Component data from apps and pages

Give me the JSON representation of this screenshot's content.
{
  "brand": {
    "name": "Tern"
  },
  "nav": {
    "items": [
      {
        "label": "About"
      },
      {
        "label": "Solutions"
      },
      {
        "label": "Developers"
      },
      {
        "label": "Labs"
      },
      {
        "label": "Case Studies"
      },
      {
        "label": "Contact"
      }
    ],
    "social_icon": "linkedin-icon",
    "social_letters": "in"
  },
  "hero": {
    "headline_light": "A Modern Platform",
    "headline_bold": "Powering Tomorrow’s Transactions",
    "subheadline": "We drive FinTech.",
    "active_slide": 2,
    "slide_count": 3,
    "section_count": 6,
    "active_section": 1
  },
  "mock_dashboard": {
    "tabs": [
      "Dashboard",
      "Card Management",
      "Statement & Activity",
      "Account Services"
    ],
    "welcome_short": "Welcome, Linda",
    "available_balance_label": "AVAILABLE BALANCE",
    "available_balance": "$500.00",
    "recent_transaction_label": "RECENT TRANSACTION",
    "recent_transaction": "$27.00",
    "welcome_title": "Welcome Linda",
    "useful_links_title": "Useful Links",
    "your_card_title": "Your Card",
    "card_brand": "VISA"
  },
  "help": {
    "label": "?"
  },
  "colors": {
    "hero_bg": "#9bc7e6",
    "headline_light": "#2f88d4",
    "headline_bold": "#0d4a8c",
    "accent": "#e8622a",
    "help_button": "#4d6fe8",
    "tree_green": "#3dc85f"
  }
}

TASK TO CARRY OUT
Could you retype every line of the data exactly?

SOLUTION TO THIS PROBLEM
Give me the JSON representation of this screenshot's content.
{
  "brand": {
    "name": "Tern"
  },
  "nav": {
    "items": [
      {
        "label": "About"
      },
      {
        "label": "Solutions"
      },
      {
        "label": "Developers"
      },
      {
        "label": "Labs"
      },
      {
        "label": "Case Studies"
      },
      {
        "label": "Contact"
      }
    ],
    "social_icon": "linkedin-icon",
    "social_letters": "in"
  },
  "hero": {
    "headline_light": "A Modern Platform",
    "headline_bold": "Powering Tomorrow’s Transactions",
    "subheadline": "We drive FinTech.",
    "active_slide": 2,
    "slide_count": 3,
    "section_count": 6,
    "active_section": 1
  },
  "mock_dashboard": {
    "tabs": [
      "Dashboard",
      "Card Management",
      "Statement & Activity",
      "Account Services"
    ],
    "welcome_short": "Welcome, Linda",
    "available_balance_label": "AVAILABLE BALANCE",
    "available_balance": "$500.00",
    "recent_transaction_label": "RECENT TRANSACTION",
    "recent_transaction": "$27.00",
    "welcome_title": "Welcome Linda",
    "useful_links_title": "Useful Links",
    "your_card_title": "Your Card",
    "card_brand": "VISA"
  },
  "help": {
    "label": "?"
  },
  "colors": {
    "hero_bg": "#9bc7e6",
    "headline_light": "#2f88d4",
    "headline_bold": "#0d4a8c",
    "accent": "#e8622a",
    "help_button": "#4d6fe8",
    "tree_green": "#3dc85f"
  }
}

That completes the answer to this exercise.